[Supplied records Boundary: Start]

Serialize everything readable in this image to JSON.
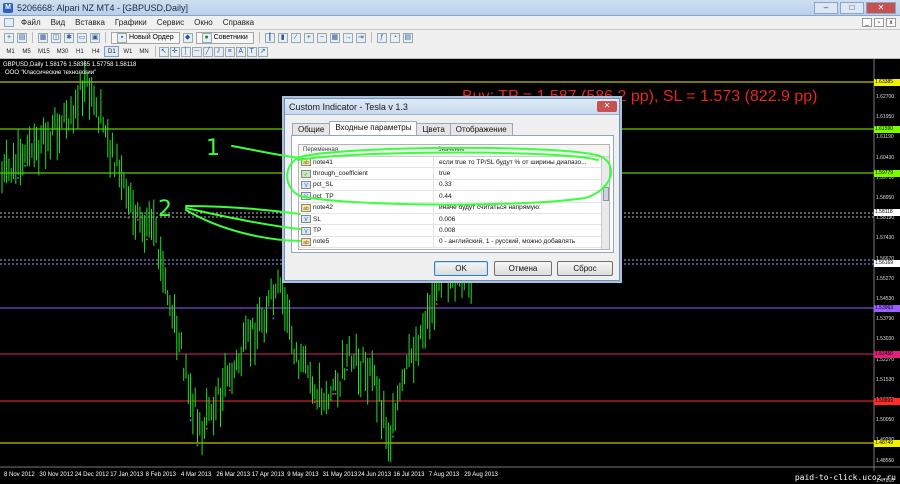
{
  "window": {
    "title": "5206668: Alpari NZ MT4 - [GBPUSD,Daily]",
    "app_icon": "mt4-icon"
  },
  "menu": [
    "Файл",
    "Вид",
    "Вставка",
    "Графики",
    "Сервис",
    "Окно",
    "Справка"
  ],
  "toolbar": {
    "new_order": "Новый Ордер",
    "advisors": "Советники"
  },
  "timeframes": [
    "M1",
    "M5",
    "M15",
    "M30",
    "H1",
    "H4",
    "D1",
    "W1",
    "MN"
  ],
  "active_timeframe": "D1",
  "chart": {
    "symbol_header": "GBPUSD,Daily 1.58176 1.58365 1.57758 1.58118",
    "copyright": "OOO \"Классические технологии\"",
    "signal_text": "Buy: TP = 1.587 (586.2 pp), SL = 1.573 (822.9 pp)",
    "price_labels": [
      "1.62700",
      "1.61950",
      "1.61190",
      "1.60430",
      "1.59710",
      "1.58950",
      "1.58190",
      "1.57430",
      "1.56670",
      "1.55270",
      "1.54530",
      "1.53790",
      "1.53030",
      "1.52270",
      "1.51530",
      "1.50790",
      "1.50050",
      "1.49290",
      "1.48550",
      "1.47810"
    ],
    "price_tags": [
      {
        "text": "1.63385",
        "color": "#f2f200"
      },
      {
        "text": "1.61590",
        "color": "#7cfc00"
      },
      {
        "text": "1.59779",
        "color": "#7cfc00"
      },
      {
        "text": "1.58118",
        "color": "#ffffff"
      },
      {
        "text": "1.56169",
        "color": "#ffffff"
      },
      {
        "text": "1.53963",
        "color": "#9c5cff"
      },
      {
        "text": "1.52450",
        "color": "#e0207a"
      },
      {
        "text": "1.50899",
        "color": "#ff2a2a"
      },
      {
        "text": "1.48749",
        "color": "#f2f200"
      }
    ],
    "dates": [
      "8 Nov 2012",
      "30 Nov 2012",
      "24 Dec 2012",
      "17 Jan 2013",
      "8 Feb 2013",
      "4 Mar 2013",
      "26 Mar 2013",
      "17 Apr 2013",
      "9 May 2013",
      "31 May 2013",
      "24 Jun 2013",
      "16 Jul 2013",
      "7 Aug 2013",
      "29 Aug 2013"
    ],
    "watermark": "paid-to-click.ucoz.ru",
    "colors": {
      "candle": "#22e022",
      "background": "#000000",
      "signal": "#e0281f"
    }
  },
  "dialog": {
    "title": "Custom Indicator - Tesla v 1.3",
    "tabs": [
      "Общие",
      "Входные параметры",
      "Цвета",
      "Отображение"
    ],
    "active_tab": "Входные параметры",
    "columns": [
      "Переменная",
      "Значение"
    ],
    "rows": [
      {
        "icon": "ab",
        "name": "note41",
        "value": "если true то TP/SL будут % от ширины диапазо..."
      },
      {
        "icon": "bool",
        "name": "through_coefficient",
        "value": "true"
      },
      {
        "icon": "v",
        "name": "pct_SL",
        "value": "0.33"
      },
      {
        "icon": "v",
        "name": "pct_TP",
        "value": "0.44"
      },
      {
        "icon": "ab",
        "name": "note42",
        "value": "иначе будут считаться напрямую:"
      },
      {
        "icon": "v",
        "name": "SL",
        "value": "0.006"
      },
      {
        "icon": "v",
        "name": "TP",
        "value": "0.008"
      },
      {
        "icon": "ab",
        "name": "note5",
        "value": "0 - английский, 1 - русский, можно добавлять"
      }
    ],
    "buttons": {
      "ok": "OK",
      "cancel": "Отмена",
      "reset": "Сброс"
    }
  },
  "annotations": {
    "label1": "1",
    "label2": "2",
    "color": "#3cff3c"
  }
}
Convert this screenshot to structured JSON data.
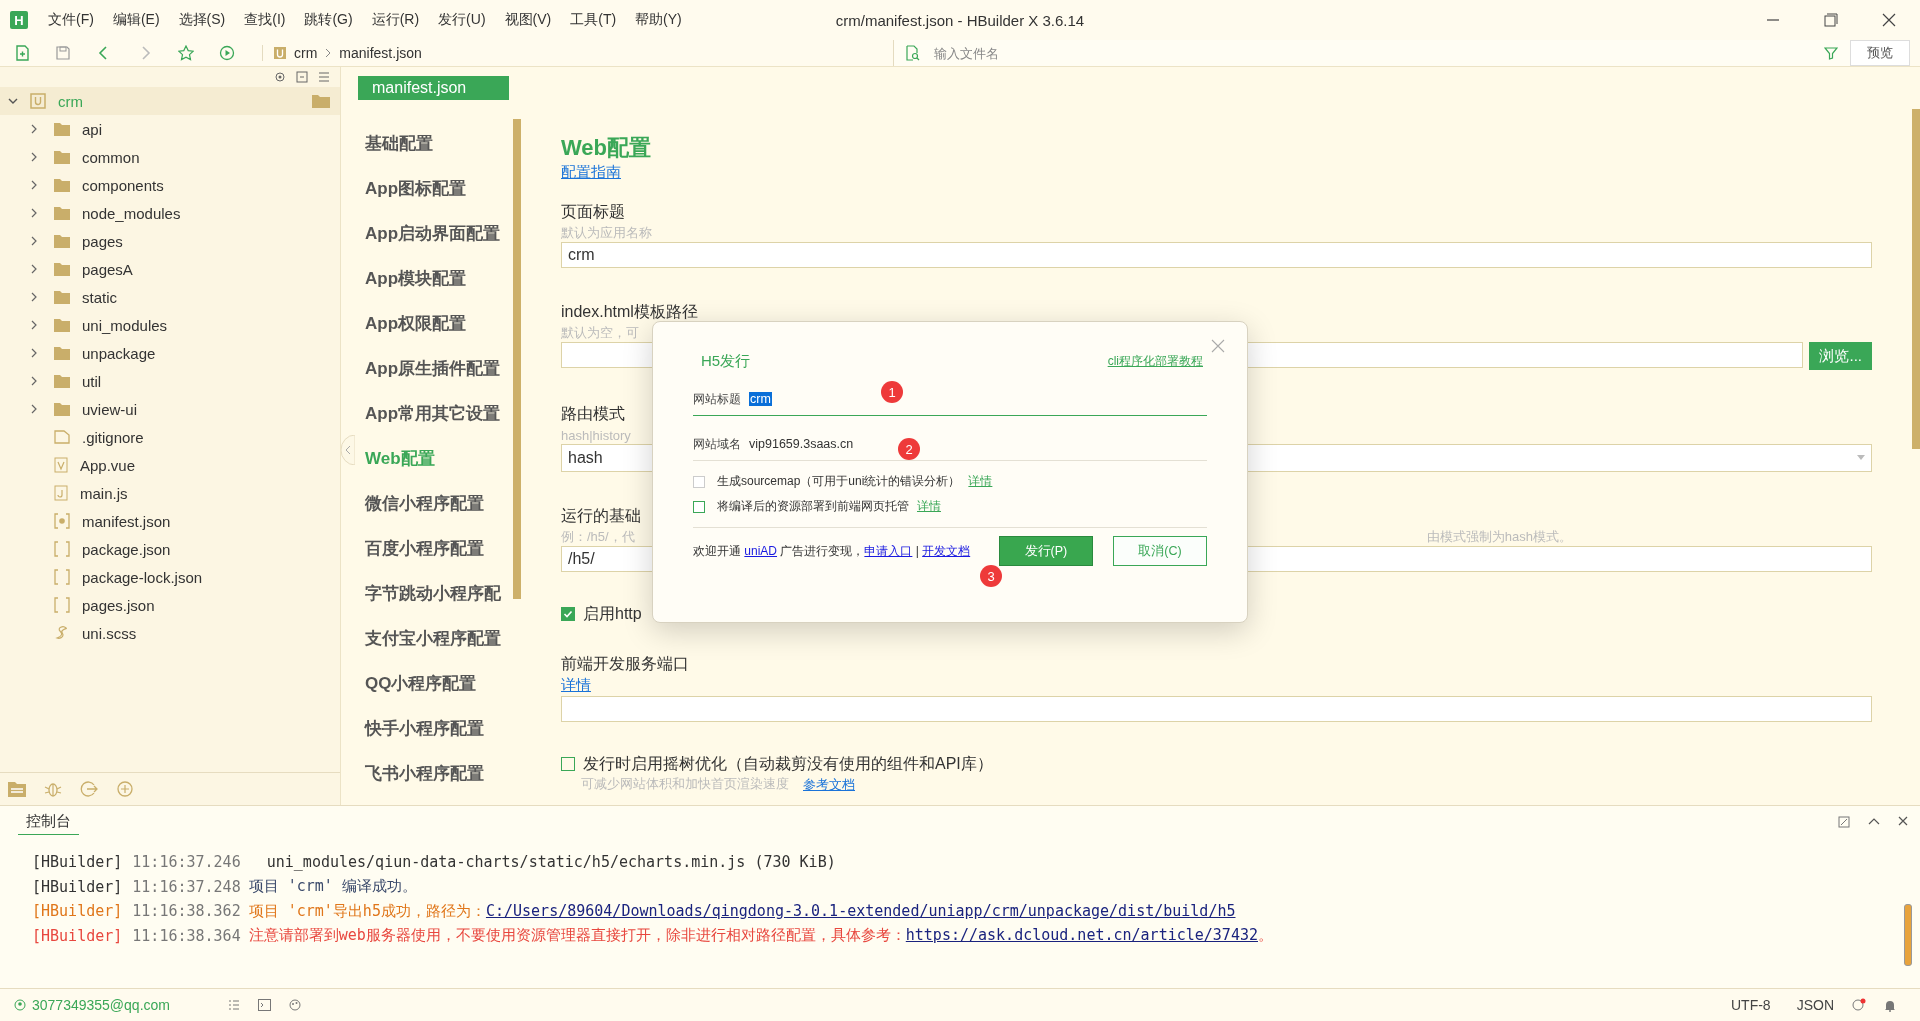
{
  "window": {
    "logo": "H",
    "title": "crm/manifest.json - HBuilder X 3.6.14"
  },
  "menu": [
    "文件(F)",
    "编辑(E)",
    "选择(S)",
    "查找(I)",
    "跳转(G)",
    "运行(R)",
    "发行(U)",
    "视图(V)",
    "工具(T)",
    "帮助(Y)"
  ],
  "toolbar": {
    "breadcrumb": [
      "crm",
      "manifest.json"
    ],
    "search": {
      "placeholder": "输入文件名"
    },
    "preview": "预览"
  },
  "explorer": {
    "project": {
      "name": "crm",
      "expanded": true,
      "selected": true
    },
    "items": [
      {
        "name": "api",
        "kind": "folder"
      },
      {
        "name": "common",
        "kind": "folder"
      },
      {
        "name": "components",
        "kind": "folder"
      },
      {
        "name": "node_modules",
        "kind": "folder"
      },
      {
        "name": "pages",
        "kind": "folder"
      },
      {
        "name": "pagesA",
        "kind": "folder"
      },
      {
        "name": "static",
        "kind": "folder"
      },
      {
        "name": "uni_modules",
        "kind": "folder"
      },
      {
        "name": "unpackage",
        "kind": "folder"
      },
      {
        "name": "util",
        "kind": "folder"
      },
      {
        "name": "uview-ui",
        "kind": "folder"
      },
      {
        "name": ".gitignore",
        "kind": "file"
      },
      {
        "name": "App.vue",
        "kind": "vue"
      },
      {
        "name": "main.js",
        "kind": "js"
      },
      {
        "name": "manifest.json",
        "kind": "manifest"
      },
      {
        "name": "package.json",
        "kind": "json"
      },
      {
        "name": "package-lock.json",
        "kind": "json"
      },
      {
        "name": "pages.json",
        "kind": "json"
      },
      {
        "name": "uni.scss",
        "kind": "scss"
      }
    ]
  },
  "editor_tab": {
    "label": "manifest.json"
  },
  "config_nav": [
    {
      "label": "基础配置",
      "selected": false
    },
    {
      "label": "App图标配置",
      "selected": false
    },
    {
      "label": "App启动界面配置",
      "selected": false
    },
    {
      "label": "App模块配置",
      "selected": false
    },
    {
      "label": "App权限配置",
      "selected": false
    },
    {
      "label": "App原生插件配置",
      "selected": false
    },
    {
      "label": "App常用其它设置",
      "selected": false
    },
    {
      "label": "Web配置",
      "selected": true
    },
    {
      "label": "微信小程序配置",
      "selected": false
    },
    {
      "label": "百度小程序配置",
      "selected": false
    },
    {
      "label": "字节跳动小程序配",
      "selected": false
    },
    {
      "label": "支付宝小程序配置",
      "selected": false
    },
    {
      "label": "QQ小程序配置",
      "selected": false
    },
    {
      "label": "快手小程序配置",
      "selected": false
    },
    {
      "label": "飞书小程序配置",
      "selected": false
    }
  ],
  "form": {
    "heading": "Web配置",
    "guide_link": "配置指南",
    "fields": [
      {
        "kind": "text",
        "label": "页面标题",
        "hint": "默认为应用名称",
        "value": "crm"
      },
      {
        "kind": "browse",
        "label": "index.html模板路径",
        "hint": "默认为空，可",
        "button": "浏览..."
      },
      {
        "kind": "select",
        "label": "路由模式",
        "hint": "hash|history",
        "value": "hash"
      },
      {
        "kind": "text",
        "label": "运行的基础",
        "hint": "例：/h5/，代",
        "hint_right": "由模式强制为hash模式。",
        "value": "/h5/"
      },
      {
        "kind": "checkbox",
        "label": "启用http",
        "checked": true
      },
      {
        "kind": "text",
        "label": "前端开发服务端口",
        "link": "详情"
      },
      {
        "kind": "checkbox",
        "label": "发行时启用摇树优化（自动裁剪没有使用的组件和API库）",
        "checked": false,
        "hint": "可减少网站体积和加快首页渲染速度",
        "link": "参考文档"
      }
    ]
  },
  "dialog": {
    "title": "H5发行",
    "link": "cli程序化部署教程",
    "fields": [
      {
        "label": "网站标题",
        "value": "crm",
        "focused": true,
        "marker": "1"
      },
      {
        "label": "网站域名",
        "value": "vip91659.3saas.cn",
        "focused": false,
        "marker": "2"
      }
    ],
    "options": [
      {
        "label": "生成sourcemap（可用于uni统计的错误分析）",
        "link": "详情",
        "checked": false
      },
      {
        "label": "将编译后的资源部署到前端网页托管",
        "link": "详情",
        "checked": false
      }
    ],
    "footer": {
      "text_1": "欢迎开通 ",
      "link_1": "uniAD",
      "text_2": " 广告进行变现，",
      "link_2": "申请入口",
      "separator": " | ",
      "link_3": "开发文档"
    },
    "buttons": [
      {
        "label": "发行(P)",
        "kind": "primary"
      },
      {
        "label": "取消(C)",
        "kind": "secondary"
      }
    ],
    "footer_marker": "3"
  },
  "console": {
    "title": "控制台",
    "lines": [
      {
        "tag": "[HBuilder]",
        "time": "11:16:37.246",
        "text": "  uni_modules/qiun-data-charts/static/h5/echarts.min.js (730 KiB)",
        "kind": "info"
      },
      {
        "tag": "[HBuilder]",
        "time": "11:16:37.248",
        "text": "项目 'crm' 编译成功。",
        "kind": "success"
      },
      {
        "tag": "[HBuilder]",
        "time": "11:16:38.362",
        "text": "项目 'crm'导出h5成功，路径为：",
        "link": "C:/Users/89604/Downloads/qingdong-3.0.1-extended/uniapp/crm/unpackage/dist/build/h5",
        "kind": "warning"
      },
      {
        "tag": "[HBuilder]",
        "time": "11:16:38.364",
        "text": "注意请部署到web服务器使用，不要使用资源管理器直接打开，除非进行相对路径配置，具体参考：",
        "link": "https://ask.dcloud.net.cn/article/37432",
        "after": "。",
        "kind": "error"
      }
    ]
  },
  "status_bar": {
    "user": "3077349355@qq.com",
    "encoding": "UTF-8",
    "language": "JSON"
  }
}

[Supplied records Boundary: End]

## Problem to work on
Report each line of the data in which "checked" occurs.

## Exercise output
        "checked": true
        "checked": false,
        "checked": false
        "checked": false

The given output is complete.